While it might be a name unfamiliar to many pilots, Baron Services is well known in meteorology circles. The company was originally formed out of a research project with NASA in the late 1980s that dealt with reporting of highly localized lightning data. Baron later expanded the display technology, incorporating radar data to create its first storm-tracking system.
The Odyssey Aviation FBO marketing partnership, which includes eight FBOs, has chosen Passur’s FBO software suite for customer flight tracking and to improve fuel pricing, fuel sales and customer service. Passur uses its own network of passive transponder detectors combined with the FAA’s live radar feed to track aircraft, even those with N-numbers blocked by the NBAA block aircraft registration request program.
Bendix/King’s new AV8OR handheld GPS receiver can display XM Weather’s Aviator LT and Aviator products, making it a handy cockpit tool. During a recent trip, I used the Aviator product provided by WxWorx of Huntsville, Ala. Although WxWorx also offers XM Weather’s Aviator Pro, the AV8OR can’t display the additional features available in Pro.
RDT (Stand No. 542) has introduced the new Tempus IC version of its in-flight medical emergency response system. The new model is significantly lighter and more compact than the original Tempus 2000 system and offers new communications tools that allow for new functions such as streaming live video of patients to doctors on the ground.
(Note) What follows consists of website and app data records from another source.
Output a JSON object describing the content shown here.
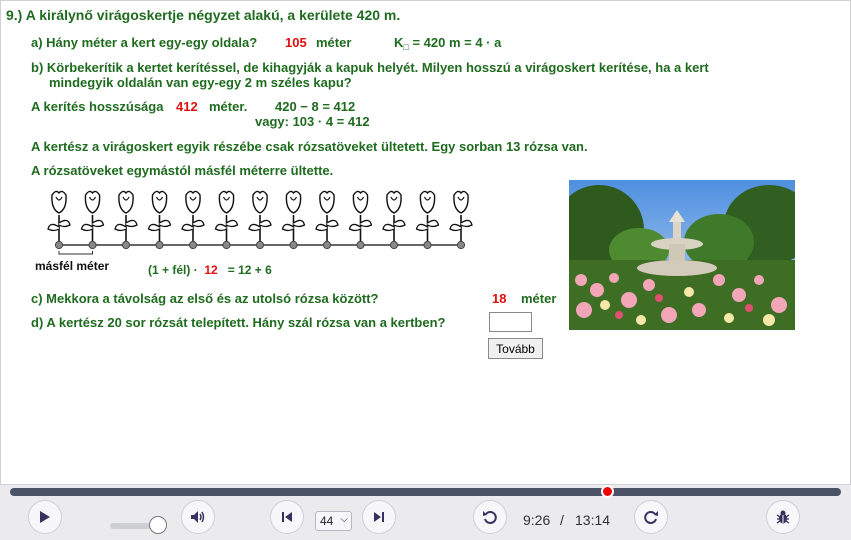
{
  "problem": {
    "title": "9.) A királynő virágoskertje négyzet alakú, a kerülete 420 m.",
    "qa_text": "a)  Hány méter a kert egy-egy oldala?",
    "qa_answer": "105",
    "qa_unit": "méter",
    "qa_formula_k": "K",
    "qa_formula_sub": "□",
    "qa_formula_rest": " = 420 m = 4  ·  a",
    "qb_line1": "b)  Körbekerítik a kertet kerítéssel, de kihagyják a kapuk helyét. Milyen hosszú a virágoskert kerítése, ha a kert",
    "qb_line2": "mindegyik oldalán van egy-egy 2 m széles kapu?",
    "fence_label": "A kerítés hosszúsága",
    "fence_value": "412",
    "fence_unit": "méter.",
    "fence_calc1": "420  −  8  =  412",
    "fence_calc2": "vagy: 103  ·  4  =  412",
    "para1": "A kertész a virágoskert egyik részébe csak rózsatöveket ültetett. Egy sorban 13 rózsa van.",
    "para2": "A rózsatöveket egymástól másfél méterre ültette.",
    "masfel_label": "másfél méter",
    "calc_left": "(1  +  fél)  ·",
    "calc_mid": "12",
    "calc_right": "=  12  +  6",
    "qc_text": "c)  Mekkora a távolság az első és az utolsó rózsa között?",
    "qc_answer": "18",
    "qc_unit": "méter",
    "qd_text": "d)  A kertész 20 sor rózsát telepített. Hány szál rózsa van a kertben?",
    "qd_input_value": "",
    "tovabb_label": "Tovább",
    "rose_count": 13
  },
  "player": {
    "progress_fraction": 0.719,
    "volume_fraction": 0.85,
    "speed_value": "44",
    "current_time": "9:26",
    "separator": "/",
    "total_time": "13:14"
  },
  "colors": {
    "text_green": "#1f6b1f",
    "answer_red": "#e01010",
    "progress_track": "#4a5366",
    "progress_knob": "#ee0000",
    "icon_purple": "#3a3060"
  },
  "icons": {
    "play": "play-icon",
    "volume": "volume-icon",
    "prev": "skip-back-icon",
    "next": "skip-forward-icon",
    "rewind": "rewind-icon",
    "forward": "forward-icon",
    "bug": "bug-icon"
  }
}
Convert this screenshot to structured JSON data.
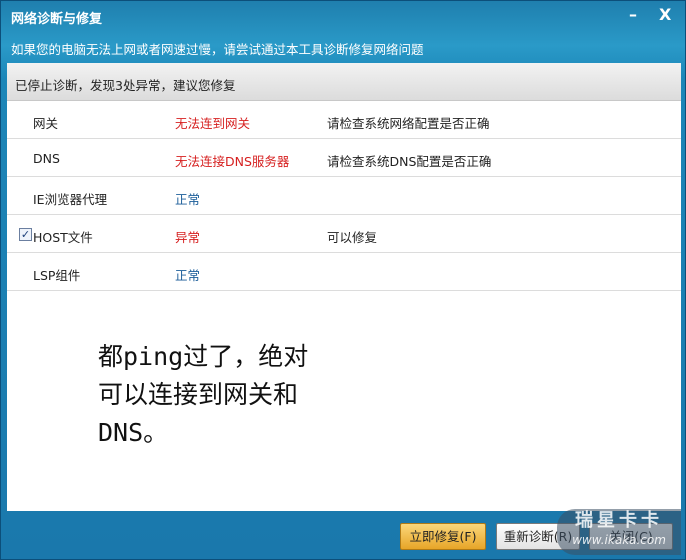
{
  "window": {
    "title": "网络诊断与修复",
    "subtitle": "如果您的电脑无法上网或者网速过慢，请尝试通过本工具诊断修复网络问题",
    "minimize": "–",
    "close": "X"
  },
  "status": "已停止诊断，发现3处异常，建议您修复",
  "rows": [
    {
      "name": "网关",
      "result": "无法连到网关",
      "advice": "请检查系统网络配置是否正确"
    },
    {
      "name": "DNS",
      "result": "无法连接DNS服务器",
      "advice": "请检查系统DNS配置是否正确"
    },
    {
      "name": "IE浏览器代理",
      "result": "正常",
      "advice": ""
    },
    {
      "name": "HOST文件",
      "result": "异常",
      "advice": "可以修复",
      "checked": true
    },
    {
      "name": "LSP组件",
      "result": "正常",
      "advice": ""
    }
  ],
  "note": [
    "都ping过了，绝对",
    "可以连接到网关和",
    "DNS。"
  ],
  "buttons": {
    "fix": "立即修复(F)",
    "rediagnose": "重新诊断(R)",
    "close": "关闭(C)"
  },
  "watermark": {
    "brand": "瑞星卡卡",
    "url": "www.ikaka.com"
  }
}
Gulfstream Aerospace last month announced that it successfully demonstrated aircraft control using “fly-by-wireless” technology. The two-hour test flight, which took place on September 18, is the first known application of wireless signaling for a primary flight-control surface in a civilian or military aircraft.
WSI yesterday introduced Pilotbrief Mobile, which provides the company’s aviation weather and hazard information in a format compatible with mobile devices such as the BlackBerry, Treo and iPhone. Costing $9.95 per month, the service does not require installation of an application and is compatible with the Internet browsers found on most mobile phones.
Honeywell’s IntuVue line of airborne weather radars makes its debut at this month’s NBAA Convention in Orlando, Fla., as the rebranded extension of the company’s RDR-4000 radar previously selected for the Airbus A380 and Gulfstream G650.
Honeywell has unveiled its IntuVue line of airborne weather radars as the rebranded extension of the company’s RDR-4000 radar previously selected for the Airbus A380 and Gulfstream G650.
Operators in the future will possibly be able to use X-rays from pulsating stars–or pulsars– light years away from earth to navigate with the same accuracy as GPS.